Ruby and a pocket watch, or stand in awe (that’s all meant to be rhyming slang)
I suspect this is entirely too late to be of any use to anyone, but it was awesome, so it seems like the sort of thing one ought to mention…
In early November I was extremely fortunate to be invited to a whisky tasting dinner at the exceptional and renowned Quilon restaurant in Buckingham Gate. The purpose was threefold – to sample some of the delightful progressive west-coast Indian menu creations by Chef Sriram Aylur (and find out just what sort of tucker attracts a Michelin star), to sample a brace of 4 absolutely stunning and unusual whiskies, and to be led through those whiskies by renowned whisky author, journalist, and former editor of Whisky Magazine, Dominic Roskrow – whilst at the same time benefitting from his considerable experience and expertise in the business, and to find out a bit about his newly published book, The World’s Best Whiskies.
After a nice relaxing cocktail christened “The Bonnie Blush” (mixed from lemon juice, crème de muire, champagne, blackcurrent jam and Johnnie Walker Black Label) we relaxed in for a culinary trip to Oz (the land with the wizard and munchkins and stuff, not the big dry continent that I’m from) which brought colour, vibrancy and exoticness into our lives for a couple of hours. Exoticness doesn’t look right. I think it should be “exoticicity”, or something. But it isn’t. Anyway.
The first whisky off the blocks was, appropriately, an Amrut double-cask. If there was ever any doubt about the pedigree of whisky from India, Amrut have proven conclusively that if you do something properly to can achieve spectacular results. Amalgamating tradition and innovation, Amrut use both barley imported to India from Scotland, and also grown locally in Bangalore, to manufacture their spirit. Not an old whisky by traditional standards (with the oldest in the bottle being 7 years old), the heat and humidity in India mean that whiskies mature at a different rate to those in Scotland, which Amrut have used to their advantage. I found the Double Cask to be a nice spritely and sweet smelling drop with spice and vanilla notes, and an excellent way to awaken the palate, with a very pleasant short and slightly salty finish.
We segued into the next whisky – a 17 year old Macallan independently bottled under the Glenkeir Treasures label – which continued the lightness and hints of salt on the nose, but with water added took on a much creamier scent.
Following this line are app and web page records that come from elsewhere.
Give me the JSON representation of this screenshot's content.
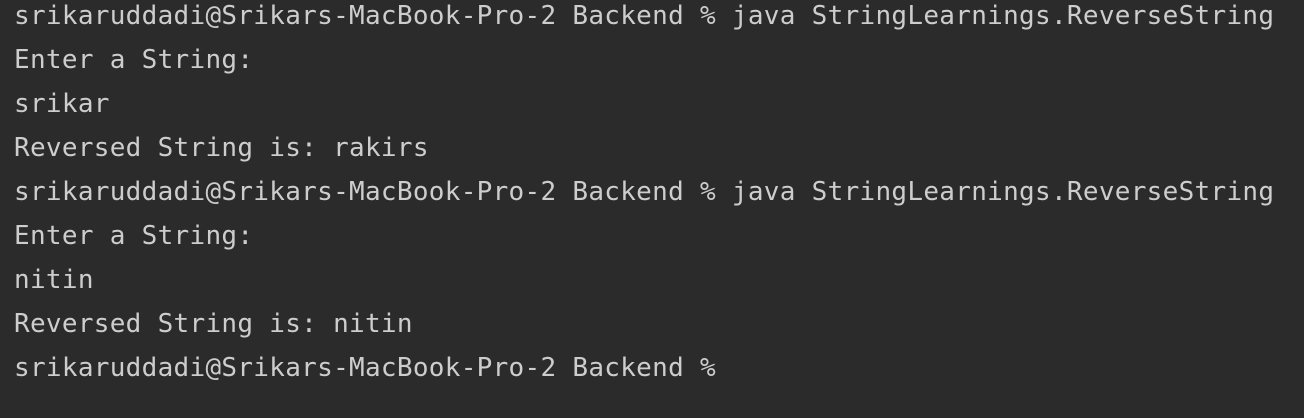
{
  "terminal": {
    "lines": [
      "srikaruddadi@Srikars-MacBook-Pro-2 Backend % java StringLearnings.ReverseString",
      "Enter a String:",
      "srikar",
      "Reversed String is: rakirs",
      "srikaruddadi@Srikars-MacBook-Pro-2 Backend % java StringLearnings.ReverseString",
      "Enter a String:",
      "nitin",
      "Reversed String is: nitin",
      "srikaruddadi@Srikars-MacBook-Pro-2 Backend %"
    ],
    "background_color": "#2b2b2b",
    "text_color": "#cdcdcd"
  }
}
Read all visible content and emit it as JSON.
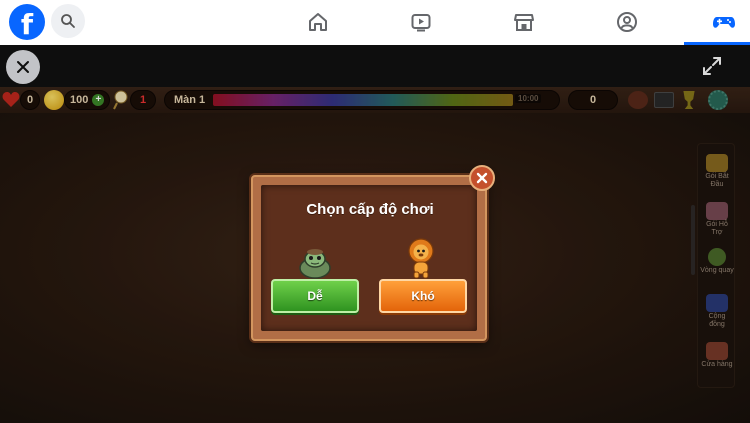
{
  "facebook": {
    "logo_letter": "f",
    "nav": [
      {
        "name": "home",
        "icon": "home-icon"
      },
      {
        "name": "watch",
        "icon": "video-icon"
      },
      {
        "name": "marketplace",
        "icon": "store-icon"
      },
      {
        "name": "groups",
        "icon": "groups-icon"
      },
      {
        "name": "gaming",
        "icon": "gamepad-icon",
        "active": true
      }
    ],
    "accent": "#0866ff"
  },
  "hud": {
    "lives": "0",
    "coins": "100",
    "hint_count": "1",
    "level_label": "Màn 1",
    "timer": "10:00",
    "score": "0"
  },
  "dialog": {
    "title": "Chọn cấp độ chơi",
    "easy_label": "Dễ",
    "hard_label": "Khó"
  },
  "side_panel": [
    {
      "label": "Gói Bắt Đầu",
      "color": "#c9a33a"
    },
    {
      "label": "Gói Hỗ Trợ",
      "color": "#c78390"
    },
    {
      "label": "Vòng quay",
      "color": "#7ab84a"
    },
    {
      "label": "Cộng đồng",
      "color": "#3b5bb0"
    },
    {
      "label": "Cửa hàng",
      "color": "#c05a3a"
    }
  ]
}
By contrast the flavour was unexpectedly fruity, with kiwifruit and cactus making an appearance, and a lengthy finish.
Whiskey number 3 (which you can probably tell differs from the others by virtue of the fact I’ve rigorously stuck to my personal specifications for spelling) was a Hancock’s Reserve Single Barrel Bourbon, which my notes describe as “All the characteristics of a bourbon but without the imminent threat of violence”. Continuing in the developing fruity theme, flavours of pears and caramel were released from this gem from Kentucky.
With reverent tones Dominic poured us our 4th and final dram of the evening, the 1982 Karuizawa 10yo from The Whisky Exchange – a privilege in a glass, and exemplifying all the reasons why people get into single malt whisky, revealing fascinating elements of matches and mushrooms in the vapour, delivering rich burnt sugar flavours amid wood, and leaving with a long, gentle but firm finish.
In actual fact there was no reason it had to be the final whisky of the night, as Quilon boasts an impressive whisky list of a further 50 options – however having only been to The Whisky Show a couple of days beforehand my liver was screaming for a rest.
Following the whisky tasting we were treated to a 3 course selection from the incredible menu – the starters pictured above were a journey through flavour country, at once rich yet subtle, and each a culinary explosion. Though a self-confessed chicken enthusiast I had to concede that the fish was nothing short of amazing. If I had to criticise anything about the shared main courses, a selection of curries & meat dishes, it’s that the portions were sensibly sized, rather than the excessive heap one wishes one had when presented with this sort of amazingness. The spiced icecream selection we finished up with was perfect, unusual and interesting.
As my colleague Billy – who, if I’m honest, wrote a far better review of the evening – and I were among the remaining stragglers we had a good chance to chat with Dominic and the Chef Sriram (who took great delight in joining us in a snifter of the Karuizawa).
Tickets for the dinner on February 1st are available from the restaurant for ￡59.50 per person, and represent excellent value. If you’re a fan of taste exploration this is a tremendous opportunity.